Former CFPB Director Richard Cordray, Mulvaney's predecessor, was accused by House Republicans of courting plaintiff's lawyers and routinely cited the $12 billion in relief that the CFPB brought in through enforcement actions as proof that the agency was working on behalf of consumers.
Attorneys general asked pointed questions of Mulvaney last week about whether he would be vigilant in pursuing cases where consumers are harmed. Dodd-Frank requires that states provide notice to the CFPB, to allow the agency to intervene in an investigation or lawsuit, if it chooses to do so.
Pennsylvania's newly elected attorney general, Josh Shapiro, asked Mulvaney if he planned to hold up any state actions. Mulvaney's response was essentially: "No."
"The statute allows the state AGs to enforce the federal laws and how they do that is up to them," Mulvaney said. "I don't think it's my role to tell the state AGs what they can do. I don't think there's a federal role in the statute that tells them what they can or cannot do."
Consumer groups say the bureau's mission is being torn asunder.
"Mick Mulvaney is stopping the CFPB from doing what its mission is, which is enforcing consumer protection laws, and he doesn't care if others pick up the ball," said Karl Frisch, executive director of Allied Progress, a consumer watchdog group.
The change is obviously a radical departure from Cordray, who was known for aggressively asserting the CFPB's authority. Though it is not surprising that a Republican-appointed director would want to dial back the CFPB's activities, Mulvaney is planning to go further than many observers expected.
He has already said he does not foresee using much or any of the CFPB's rulemaking powers unless it is to ease regulations already promulgated. Some think he is laying the groundwork for major budget cuts.
"Some observers might believe that the CFPB is not going to be bringing as many enforcement actions and some state attorneys general might choose to pursue enforcement actions where the CFPB might otherwise have done that," said Allyson Baker, a partner with the law firm Venable.
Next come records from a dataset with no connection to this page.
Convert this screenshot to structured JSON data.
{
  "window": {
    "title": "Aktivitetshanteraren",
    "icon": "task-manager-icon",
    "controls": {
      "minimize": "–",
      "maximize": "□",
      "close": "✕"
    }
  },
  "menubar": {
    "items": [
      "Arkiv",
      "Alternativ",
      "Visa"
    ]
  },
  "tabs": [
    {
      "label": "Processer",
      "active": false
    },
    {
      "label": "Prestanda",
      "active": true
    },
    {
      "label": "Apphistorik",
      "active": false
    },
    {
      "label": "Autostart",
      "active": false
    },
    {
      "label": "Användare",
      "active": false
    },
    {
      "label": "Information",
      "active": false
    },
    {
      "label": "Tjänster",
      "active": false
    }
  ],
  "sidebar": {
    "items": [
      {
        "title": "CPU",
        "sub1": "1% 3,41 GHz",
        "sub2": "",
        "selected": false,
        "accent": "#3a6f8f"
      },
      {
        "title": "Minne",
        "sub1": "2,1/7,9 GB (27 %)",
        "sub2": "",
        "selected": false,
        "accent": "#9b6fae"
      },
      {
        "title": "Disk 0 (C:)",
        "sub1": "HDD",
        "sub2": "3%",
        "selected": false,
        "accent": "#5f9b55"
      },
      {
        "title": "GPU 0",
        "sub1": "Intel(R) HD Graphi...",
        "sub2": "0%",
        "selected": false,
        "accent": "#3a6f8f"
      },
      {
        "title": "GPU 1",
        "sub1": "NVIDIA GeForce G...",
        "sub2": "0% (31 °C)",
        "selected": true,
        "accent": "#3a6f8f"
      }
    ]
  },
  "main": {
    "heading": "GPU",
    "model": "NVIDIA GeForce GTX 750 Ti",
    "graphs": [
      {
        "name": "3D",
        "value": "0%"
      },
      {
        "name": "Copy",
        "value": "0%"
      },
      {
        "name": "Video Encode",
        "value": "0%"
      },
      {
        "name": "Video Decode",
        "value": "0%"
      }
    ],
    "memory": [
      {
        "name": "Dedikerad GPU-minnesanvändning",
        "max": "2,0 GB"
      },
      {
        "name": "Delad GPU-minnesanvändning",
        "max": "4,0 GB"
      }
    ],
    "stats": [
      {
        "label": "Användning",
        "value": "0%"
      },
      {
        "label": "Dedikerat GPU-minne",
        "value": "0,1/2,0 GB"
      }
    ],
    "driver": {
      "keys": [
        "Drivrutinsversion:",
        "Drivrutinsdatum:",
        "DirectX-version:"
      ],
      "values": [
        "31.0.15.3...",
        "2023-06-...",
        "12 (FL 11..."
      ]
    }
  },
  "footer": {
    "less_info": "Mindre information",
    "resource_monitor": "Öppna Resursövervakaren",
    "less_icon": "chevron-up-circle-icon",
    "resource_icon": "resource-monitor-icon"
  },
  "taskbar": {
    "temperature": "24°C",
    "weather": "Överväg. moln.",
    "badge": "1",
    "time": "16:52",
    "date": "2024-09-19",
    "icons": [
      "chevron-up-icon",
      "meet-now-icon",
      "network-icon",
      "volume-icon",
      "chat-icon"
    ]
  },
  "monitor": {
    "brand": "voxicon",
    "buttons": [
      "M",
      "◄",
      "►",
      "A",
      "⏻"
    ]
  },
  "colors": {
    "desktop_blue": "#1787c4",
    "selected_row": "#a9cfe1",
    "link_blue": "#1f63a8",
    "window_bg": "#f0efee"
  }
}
Many state banking regulators who had front-row seats for the financial crisis and provided input in the drafting of Dodd-Frank said there is irony in Mulvaney now turning to the states for leadership.
While Republican lawmakers generally are deferential to states' rights, many Republicans were vehement defenders of federal preemption for national banks leading up to the financial crisis.
Before the mortgage meltdown, for example, Republicans were adamant that states could not pass laws affecting banks because it would be an infringement of the National Bank Act. Republicans claimed preemption when states began passing laws restricting foreclosures though there is no federal foreclosure statute.
Mulvaney, who was a congressman from South Carolina before stepping down last year to become head of the Office of Management and Budget, had been elected to office in 2010 in a wave of Tea Party enthusiasm.
Though many House Republicans have claimed the CFPB, created in 2010, was an expansion of federal powers, in reality it was a consolidation of 19 different consumer protection laws that previously existed but were not generally enforced by other federal regulators. The Dodd-Frank Act put them under one roof at the CFPB.
Dodd-Frank expressly allowed state attorneys general to pursue companies for violations of certain federal laws, including a ban on unfair, deceptive or abusive acts or practices, known as UDAAP. UDAAP authority was also given to the CFPB.
Mulvaney indicated last month in the CFPB's five-year strategic plan that he also is not interested in pursuing firms for UDAAP violations.